If a line in the listing below contains "handle", return that line.

Stored data:
*** Block opens ***

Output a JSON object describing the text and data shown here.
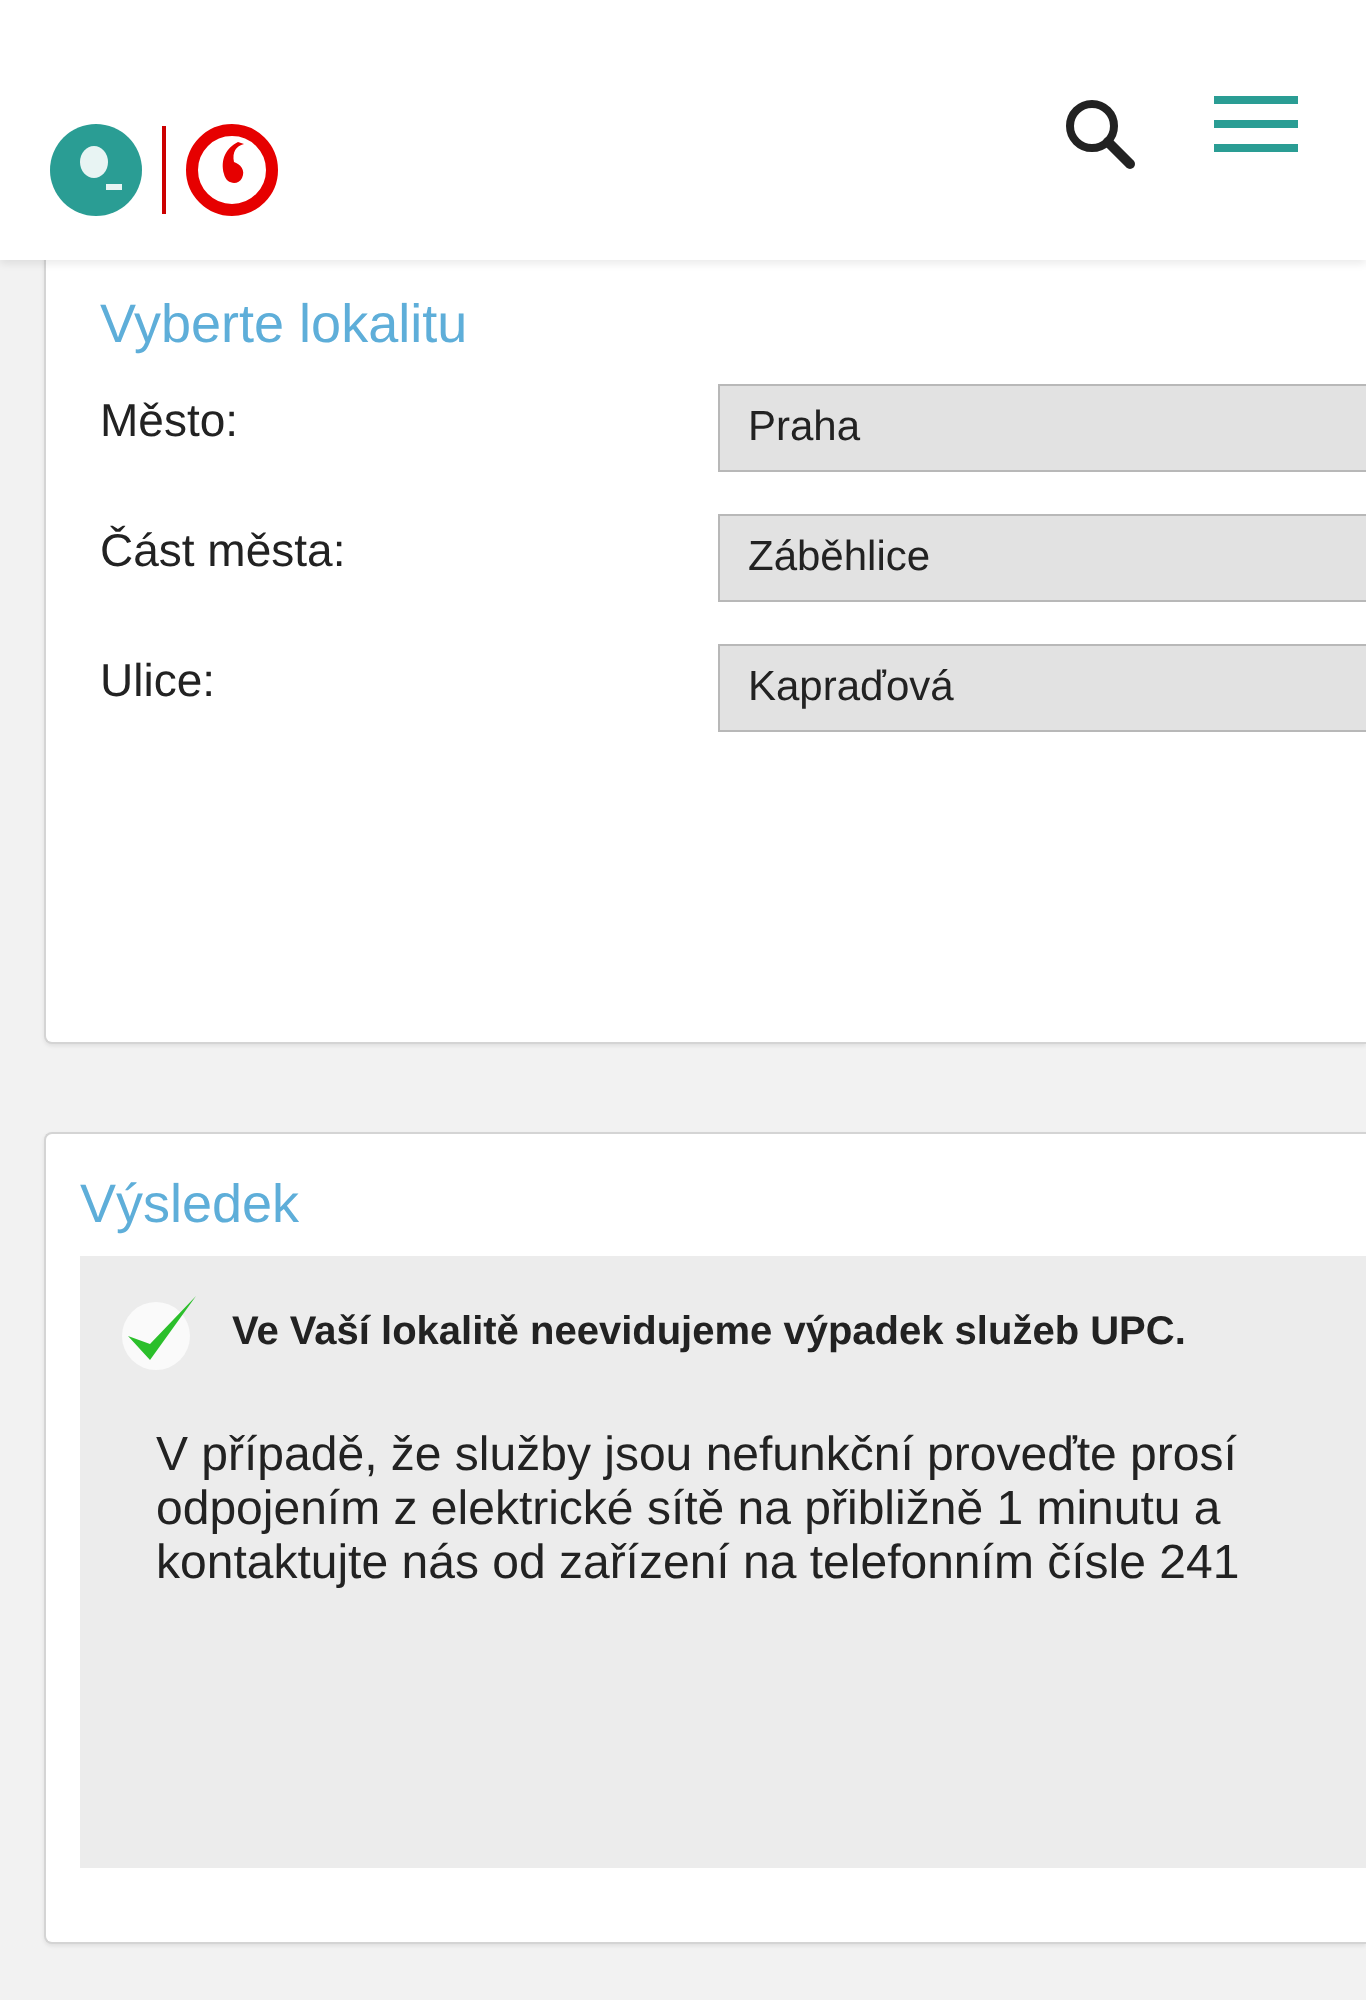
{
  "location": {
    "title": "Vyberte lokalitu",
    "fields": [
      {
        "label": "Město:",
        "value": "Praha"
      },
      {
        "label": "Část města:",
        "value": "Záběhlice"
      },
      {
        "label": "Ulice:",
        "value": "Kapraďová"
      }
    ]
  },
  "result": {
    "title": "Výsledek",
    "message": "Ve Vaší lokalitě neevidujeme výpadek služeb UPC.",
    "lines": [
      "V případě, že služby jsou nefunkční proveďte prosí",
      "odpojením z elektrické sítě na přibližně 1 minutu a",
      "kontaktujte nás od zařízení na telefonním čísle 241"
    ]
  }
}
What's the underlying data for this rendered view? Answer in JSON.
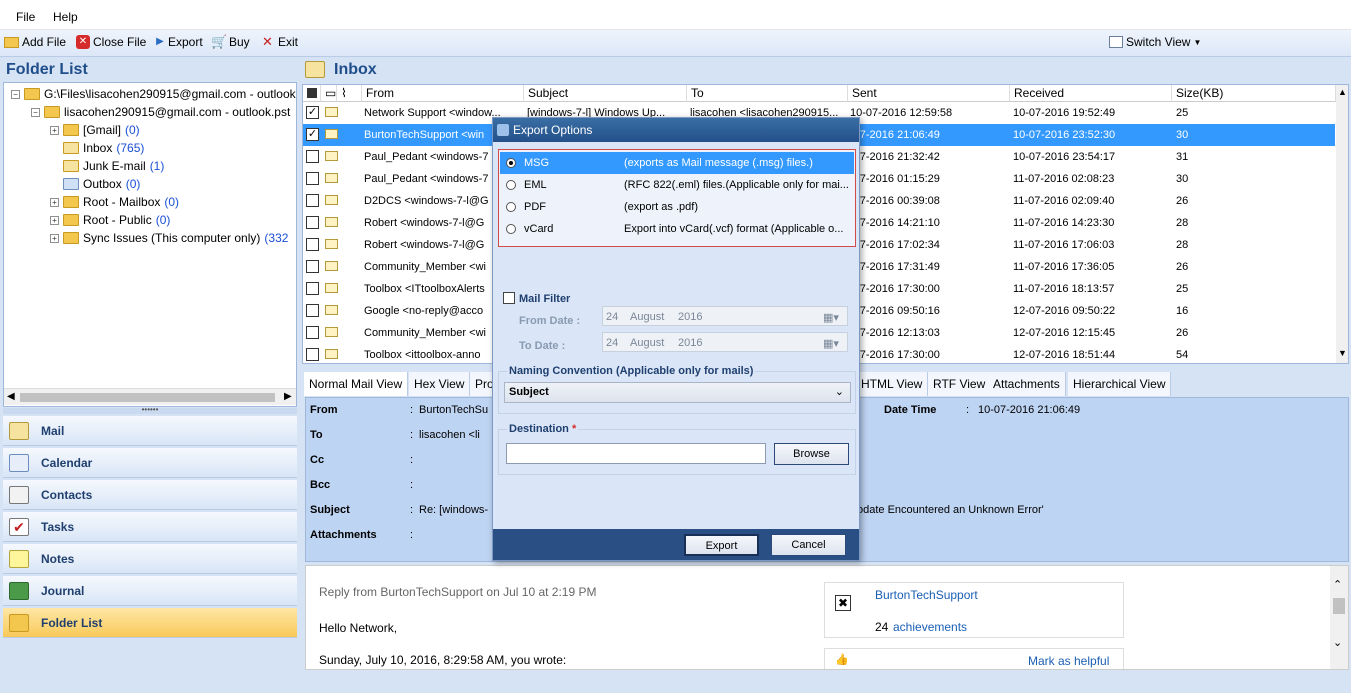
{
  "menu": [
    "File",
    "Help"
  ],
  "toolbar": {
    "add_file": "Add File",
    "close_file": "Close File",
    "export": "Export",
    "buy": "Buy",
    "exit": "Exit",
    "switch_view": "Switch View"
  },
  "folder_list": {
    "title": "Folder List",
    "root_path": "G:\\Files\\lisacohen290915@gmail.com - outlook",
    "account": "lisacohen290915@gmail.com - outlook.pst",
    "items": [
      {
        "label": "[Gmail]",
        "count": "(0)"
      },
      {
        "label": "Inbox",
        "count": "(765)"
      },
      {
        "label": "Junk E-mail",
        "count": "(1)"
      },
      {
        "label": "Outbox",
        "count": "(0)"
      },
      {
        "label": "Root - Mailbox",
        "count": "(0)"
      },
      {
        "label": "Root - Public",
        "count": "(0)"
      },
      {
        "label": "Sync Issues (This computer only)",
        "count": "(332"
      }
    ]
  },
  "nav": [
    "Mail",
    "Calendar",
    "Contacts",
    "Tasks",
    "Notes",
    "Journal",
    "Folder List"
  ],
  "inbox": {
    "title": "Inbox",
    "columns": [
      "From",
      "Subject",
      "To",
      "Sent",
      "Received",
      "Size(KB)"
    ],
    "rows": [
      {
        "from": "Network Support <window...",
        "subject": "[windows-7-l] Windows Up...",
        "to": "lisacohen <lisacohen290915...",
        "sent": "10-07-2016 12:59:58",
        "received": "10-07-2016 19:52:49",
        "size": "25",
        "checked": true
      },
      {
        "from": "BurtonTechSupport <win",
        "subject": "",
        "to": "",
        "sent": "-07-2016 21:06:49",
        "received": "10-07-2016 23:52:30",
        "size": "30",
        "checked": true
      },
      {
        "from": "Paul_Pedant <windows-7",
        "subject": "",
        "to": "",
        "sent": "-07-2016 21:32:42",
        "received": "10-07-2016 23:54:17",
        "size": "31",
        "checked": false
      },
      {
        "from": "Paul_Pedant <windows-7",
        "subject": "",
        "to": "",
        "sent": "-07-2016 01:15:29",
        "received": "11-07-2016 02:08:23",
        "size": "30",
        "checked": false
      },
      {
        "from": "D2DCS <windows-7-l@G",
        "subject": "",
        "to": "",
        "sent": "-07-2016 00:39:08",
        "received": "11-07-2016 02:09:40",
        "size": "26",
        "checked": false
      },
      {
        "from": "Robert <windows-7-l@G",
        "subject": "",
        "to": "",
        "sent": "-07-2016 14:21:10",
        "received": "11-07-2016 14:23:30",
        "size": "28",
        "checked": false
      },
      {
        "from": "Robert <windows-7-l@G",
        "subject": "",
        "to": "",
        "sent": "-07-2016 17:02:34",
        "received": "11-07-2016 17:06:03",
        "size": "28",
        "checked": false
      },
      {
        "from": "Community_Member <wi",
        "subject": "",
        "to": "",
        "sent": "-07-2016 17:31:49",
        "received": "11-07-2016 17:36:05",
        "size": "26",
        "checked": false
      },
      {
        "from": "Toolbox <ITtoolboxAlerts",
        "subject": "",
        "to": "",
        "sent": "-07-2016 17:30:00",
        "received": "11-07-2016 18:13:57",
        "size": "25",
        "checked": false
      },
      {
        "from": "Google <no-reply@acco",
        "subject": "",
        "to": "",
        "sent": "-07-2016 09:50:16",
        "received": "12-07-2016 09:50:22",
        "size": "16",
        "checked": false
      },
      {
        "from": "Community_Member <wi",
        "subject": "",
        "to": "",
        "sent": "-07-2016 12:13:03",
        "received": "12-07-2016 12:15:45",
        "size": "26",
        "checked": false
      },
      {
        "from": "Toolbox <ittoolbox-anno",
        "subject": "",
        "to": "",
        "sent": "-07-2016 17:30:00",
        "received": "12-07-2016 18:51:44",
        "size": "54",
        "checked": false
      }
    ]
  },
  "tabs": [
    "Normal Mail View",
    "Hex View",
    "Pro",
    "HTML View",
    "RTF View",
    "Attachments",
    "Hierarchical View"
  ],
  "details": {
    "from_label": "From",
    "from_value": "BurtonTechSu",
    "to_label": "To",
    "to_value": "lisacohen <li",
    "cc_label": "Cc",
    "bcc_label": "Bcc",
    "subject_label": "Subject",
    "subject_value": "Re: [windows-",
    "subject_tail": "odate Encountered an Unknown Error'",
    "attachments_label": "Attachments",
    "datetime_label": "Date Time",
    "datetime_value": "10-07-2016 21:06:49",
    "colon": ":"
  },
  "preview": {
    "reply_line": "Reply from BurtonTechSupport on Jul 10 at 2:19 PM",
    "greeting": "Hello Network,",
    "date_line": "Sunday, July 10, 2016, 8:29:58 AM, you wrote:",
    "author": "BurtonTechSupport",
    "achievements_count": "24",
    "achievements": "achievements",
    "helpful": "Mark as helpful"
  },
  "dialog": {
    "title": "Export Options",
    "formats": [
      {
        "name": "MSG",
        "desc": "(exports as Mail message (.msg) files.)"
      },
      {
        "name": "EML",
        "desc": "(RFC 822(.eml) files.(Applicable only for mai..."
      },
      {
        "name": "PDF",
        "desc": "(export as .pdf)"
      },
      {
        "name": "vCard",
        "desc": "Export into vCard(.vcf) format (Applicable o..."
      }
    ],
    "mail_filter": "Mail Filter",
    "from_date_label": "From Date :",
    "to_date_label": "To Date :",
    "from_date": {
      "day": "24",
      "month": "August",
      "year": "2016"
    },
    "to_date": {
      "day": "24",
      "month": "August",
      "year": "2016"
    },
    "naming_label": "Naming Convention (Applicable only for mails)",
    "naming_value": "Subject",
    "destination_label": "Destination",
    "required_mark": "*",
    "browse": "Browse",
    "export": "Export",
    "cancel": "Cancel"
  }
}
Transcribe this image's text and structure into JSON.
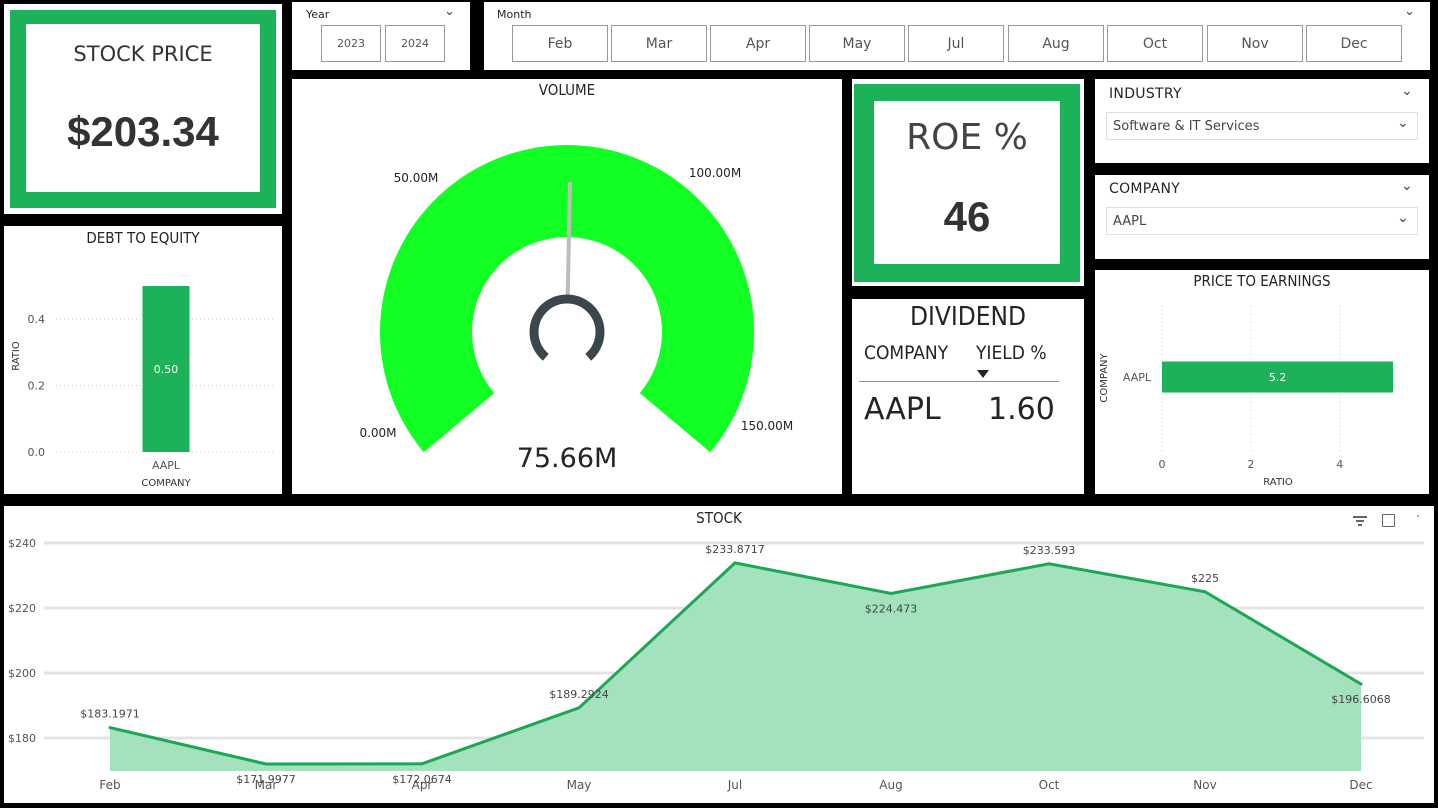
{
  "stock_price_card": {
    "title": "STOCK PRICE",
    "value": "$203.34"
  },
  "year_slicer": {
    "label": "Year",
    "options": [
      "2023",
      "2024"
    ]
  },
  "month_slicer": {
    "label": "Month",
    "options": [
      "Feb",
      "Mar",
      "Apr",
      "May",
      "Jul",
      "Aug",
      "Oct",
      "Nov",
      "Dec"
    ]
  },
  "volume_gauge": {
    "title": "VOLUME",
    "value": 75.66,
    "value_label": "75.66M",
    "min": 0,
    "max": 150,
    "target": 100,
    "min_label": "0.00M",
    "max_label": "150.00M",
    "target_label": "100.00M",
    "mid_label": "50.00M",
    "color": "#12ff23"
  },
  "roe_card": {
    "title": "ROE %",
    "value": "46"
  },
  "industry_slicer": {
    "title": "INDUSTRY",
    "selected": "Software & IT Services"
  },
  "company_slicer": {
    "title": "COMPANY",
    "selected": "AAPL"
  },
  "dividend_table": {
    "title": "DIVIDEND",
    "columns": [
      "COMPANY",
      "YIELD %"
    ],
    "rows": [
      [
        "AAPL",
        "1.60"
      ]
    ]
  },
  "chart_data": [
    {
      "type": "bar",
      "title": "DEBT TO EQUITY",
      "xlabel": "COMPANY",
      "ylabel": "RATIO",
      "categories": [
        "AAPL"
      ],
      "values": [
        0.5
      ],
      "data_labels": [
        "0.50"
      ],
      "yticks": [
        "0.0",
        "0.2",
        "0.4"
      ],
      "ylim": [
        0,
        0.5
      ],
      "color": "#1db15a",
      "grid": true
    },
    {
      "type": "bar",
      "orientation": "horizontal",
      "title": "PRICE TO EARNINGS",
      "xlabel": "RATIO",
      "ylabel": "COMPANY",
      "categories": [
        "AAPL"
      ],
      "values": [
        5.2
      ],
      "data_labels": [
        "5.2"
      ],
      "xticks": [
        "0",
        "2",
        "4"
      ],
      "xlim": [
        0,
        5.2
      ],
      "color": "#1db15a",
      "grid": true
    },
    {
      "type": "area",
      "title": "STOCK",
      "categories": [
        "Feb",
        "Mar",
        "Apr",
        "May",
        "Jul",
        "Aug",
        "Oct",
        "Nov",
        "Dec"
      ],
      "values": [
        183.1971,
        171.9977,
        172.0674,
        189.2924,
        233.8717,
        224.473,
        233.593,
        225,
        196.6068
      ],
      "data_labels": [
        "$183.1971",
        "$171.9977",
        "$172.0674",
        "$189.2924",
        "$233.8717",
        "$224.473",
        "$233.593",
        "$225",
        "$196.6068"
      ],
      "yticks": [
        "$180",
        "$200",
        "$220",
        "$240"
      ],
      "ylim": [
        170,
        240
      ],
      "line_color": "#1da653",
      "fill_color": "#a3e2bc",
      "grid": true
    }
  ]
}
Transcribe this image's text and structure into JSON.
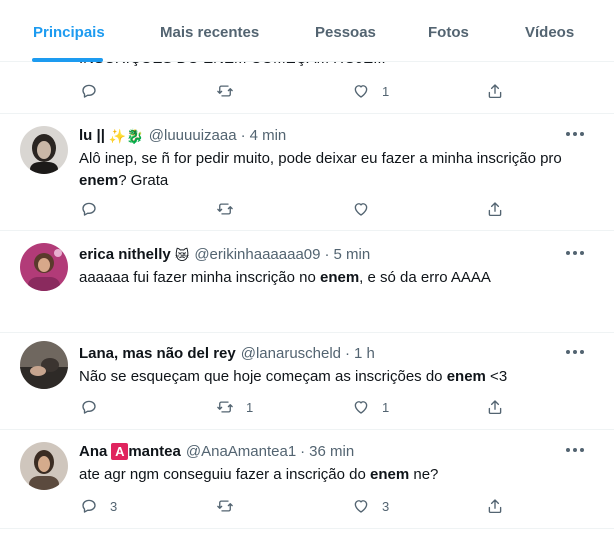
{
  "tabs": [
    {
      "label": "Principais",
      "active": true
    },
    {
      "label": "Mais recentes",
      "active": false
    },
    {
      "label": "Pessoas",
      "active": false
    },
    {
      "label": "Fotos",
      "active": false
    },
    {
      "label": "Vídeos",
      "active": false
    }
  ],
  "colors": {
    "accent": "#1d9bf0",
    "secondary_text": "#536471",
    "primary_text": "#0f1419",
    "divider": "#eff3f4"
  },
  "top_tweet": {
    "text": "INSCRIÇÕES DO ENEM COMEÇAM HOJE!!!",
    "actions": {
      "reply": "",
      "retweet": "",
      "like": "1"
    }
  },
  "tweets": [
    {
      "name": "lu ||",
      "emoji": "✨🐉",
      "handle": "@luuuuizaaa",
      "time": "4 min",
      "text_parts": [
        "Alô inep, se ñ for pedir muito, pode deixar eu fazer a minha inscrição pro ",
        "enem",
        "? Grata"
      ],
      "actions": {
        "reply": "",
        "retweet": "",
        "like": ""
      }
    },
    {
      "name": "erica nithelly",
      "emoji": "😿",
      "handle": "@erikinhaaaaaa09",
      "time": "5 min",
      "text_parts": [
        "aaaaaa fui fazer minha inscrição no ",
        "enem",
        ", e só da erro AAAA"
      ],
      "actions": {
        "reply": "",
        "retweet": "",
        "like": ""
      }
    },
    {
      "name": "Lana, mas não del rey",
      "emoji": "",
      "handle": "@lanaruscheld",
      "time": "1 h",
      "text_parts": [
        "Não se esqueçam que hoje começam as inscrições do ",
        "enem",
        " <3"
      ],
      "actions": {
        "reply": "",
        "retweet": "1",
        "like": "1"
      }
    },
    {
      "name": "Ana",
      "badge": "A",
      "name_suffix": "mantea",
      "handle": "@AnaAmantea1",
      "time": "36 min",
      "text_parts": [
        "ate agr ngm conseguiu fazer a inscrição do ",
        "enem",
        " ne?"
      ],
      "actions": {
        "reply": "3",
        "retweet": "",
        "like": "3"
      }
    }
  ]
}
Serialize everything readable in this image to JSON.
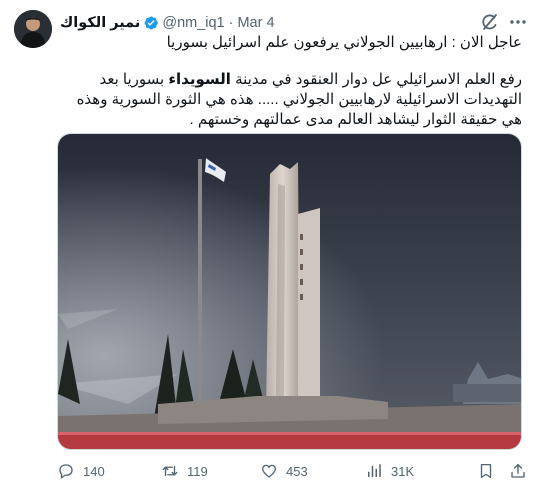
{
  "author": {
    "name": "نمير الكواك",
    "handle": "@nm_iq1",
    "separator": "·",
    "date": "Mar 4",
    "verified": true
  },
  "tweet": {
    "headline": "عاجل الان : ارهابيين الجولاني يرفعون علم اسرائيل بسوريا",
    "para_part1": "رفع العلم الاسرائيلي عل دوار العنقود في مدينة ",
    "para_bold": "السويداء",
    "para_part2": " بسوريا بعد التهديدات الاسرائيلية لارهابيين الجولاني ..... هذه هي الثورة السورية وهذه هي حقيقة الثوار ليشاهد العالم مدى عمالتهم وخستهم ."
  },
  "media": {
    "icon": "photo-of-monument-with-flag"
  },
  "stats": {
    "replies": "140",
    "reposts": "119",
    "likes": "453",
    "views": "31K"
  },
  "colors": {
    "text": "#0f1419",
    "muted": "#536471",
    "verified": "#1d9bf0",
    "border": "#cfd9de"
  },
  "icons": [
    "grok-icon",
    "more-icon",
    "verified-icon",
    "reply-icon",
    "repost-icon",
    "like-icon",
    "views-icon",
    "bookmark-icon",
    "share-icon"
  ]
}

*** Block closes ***

Result of the task:
      "handle": "@luuuuizaaa",
      "handle": "@erikinhaaaaaa09",
      "handle": "@lanaruscheld",
      "handle": "@AnaAmantea1",
    "handle": "@nm_iq1",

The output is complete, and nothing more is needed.